St. Jude retinoblastoma researchers studied how survivors fared years later at home and at school.
Penn Medicine’s OncoLink — the first cancer information website on the internet — has hit a new milestone: 100,000 cancer survivors from around the world have now received a personalized survivorship care plan through the website to guide them through life after cancer.
Childhood cancer and its treatment can result in cognitive struggles. St. Jude scientists are studying the risk factors.
Dana-Farber Cancer Institute is having a virtual discussion for cancer patients and survivors about the Covid-19 vaccine on January 27, 2020 at 5 pm.
NCCN announces the publication of new, free informational resources on health and wellness for cancer survivors. Two new NCCN Guidelines for Patients® focus on healthy living and managing late and long-term side effects, and include appropriate ongoing screening for recurrence.
New UCLA-led research shows that behavioral interventions — mindfulness meditation and survivorship education classes — are effective in reducing depressive symptoms in younger breast cancer survivors, who often experience the highest levels of depression, stress and fatigue that can persist for as long as a decade after their diagnosis.
In honor of Gynecologic Cancer Awareness Month, the Johns Hopkins Medicine Kelly Gynecologic Oncology Service is hosting a series of 60-minute webinars during which top experts will address important issues related to gynecologic cancers and survivorship.
New research from the American Cancer Society in the March 2020 issue of JNCCN—Journal of the National Comprehensive Cancer Network finds that younger cancer survivors are more likely to experience significant financial strain for food, housing, and monthly bills after diagnosis.
Fibropapillomatosis (FP) is the most significant infectious disease affecting sea turtle populations worldwide. FB leads to tumors on the turtles’ eyes, flippers and internal organs and is widespread in warmer climates like Florida. A large-scale study evaluated tumor score, removal and regrowth in rehabilitating green sea turtles with FP in the southeastern U.S. from 2009 to 2017, and found that 75 percent did not survive following admission into a rehabilitation facility, irrespective of whether or not tumor regrowth occurred after surgery.
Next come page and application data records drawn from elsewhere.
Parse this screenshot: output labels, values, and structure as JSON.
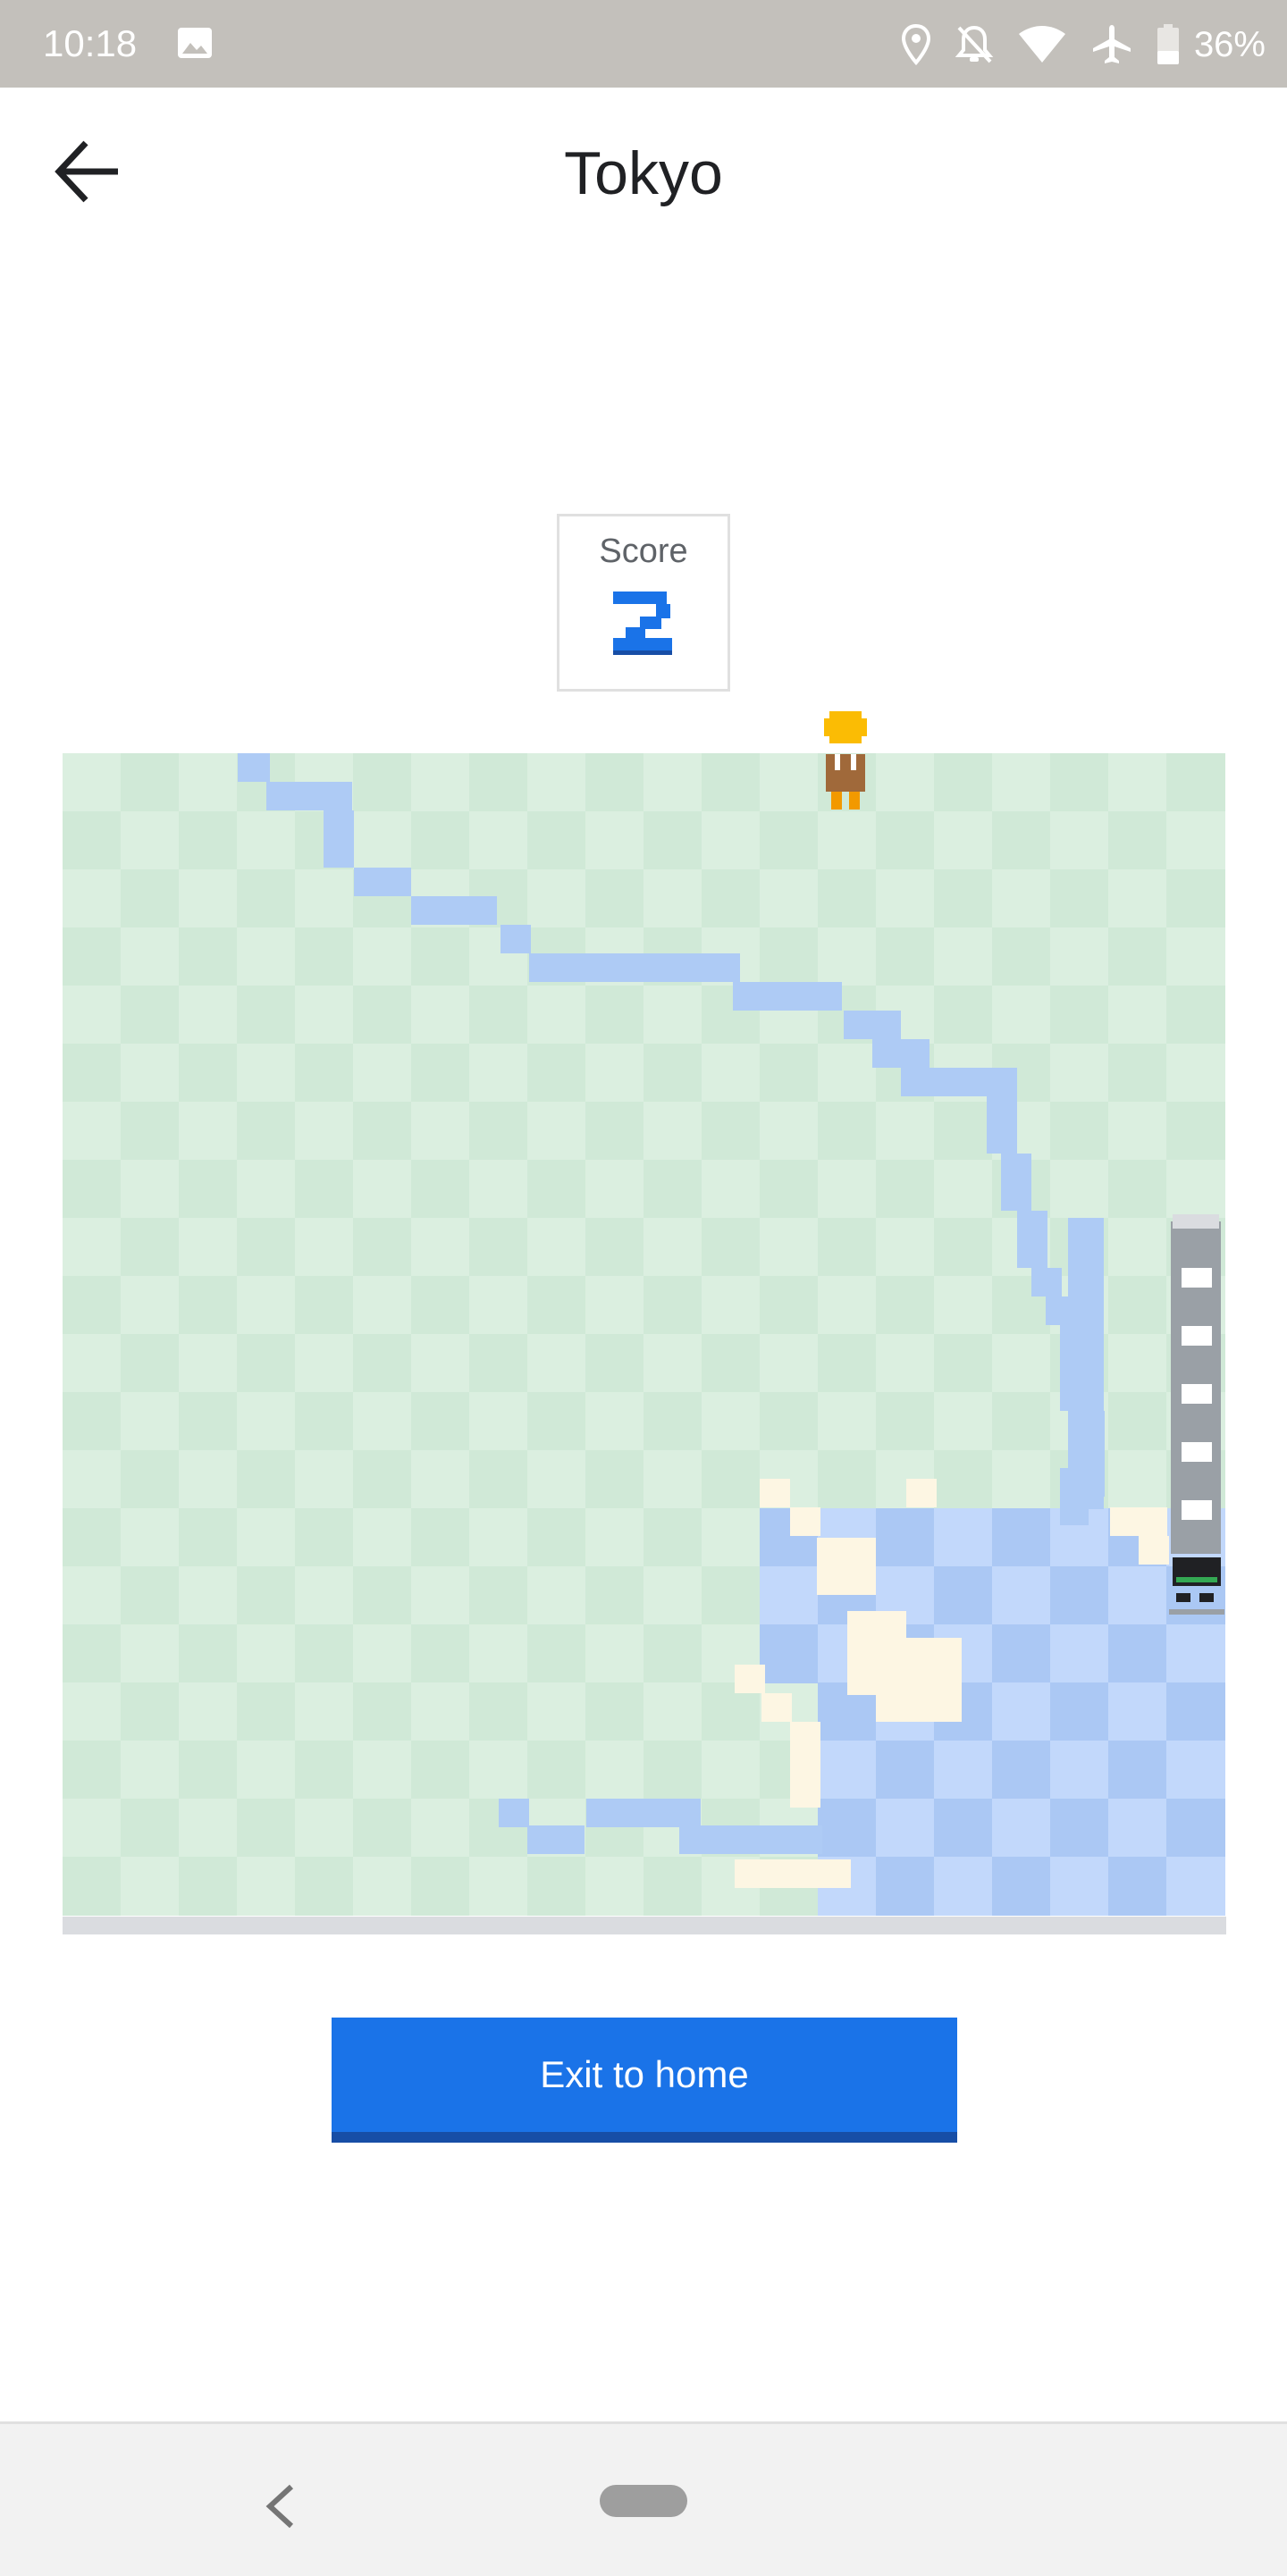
{
  "status_bar": {
    "time": "10:18",
    "battery_text": "36%",
    "icons": [
      "gallery-icon",
      "location-icon",
      "bell-off-icon",
      "wifi-icon",
      "airplane-icon",
      "battery-icon"
    ]
  },
  "header": {
    "title": "Tokyo",
    "back_icon": "arrow-left-icon"
  },
  "score": {
    "label": "Score",
    "value": "2"
  },
  "game": {
    "colors": {
      "grass_light": "#dbefe0",
      "grass_dark": "#d0e9d7",
      "river": "#aecbf5",
      "water_light": "#c2d8fb",
      "water_dark": "#abc8f4",
      "sand": "#fdf6e3",
      "track": "#9aa0a6"
    },
    "player": "pixel-character",
    "train": "train-snake"
  },
  "exit_button": {
    "label": "Exit to home"
  },
  "nav_bar": {
    "icons": [
      "nav-back-icon",
      "nav-home-pill"
    ]
  }
}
New research JNCCN—Journal of the National Comprehensive Cancer Network, using data from NHIS to examine self-reported drinking habits among people reporting a cancer diagnosis, finds 56.5% were current drinkers, 34.9% exceeded moderate drinking levels, and 21% engaged in binge drinking.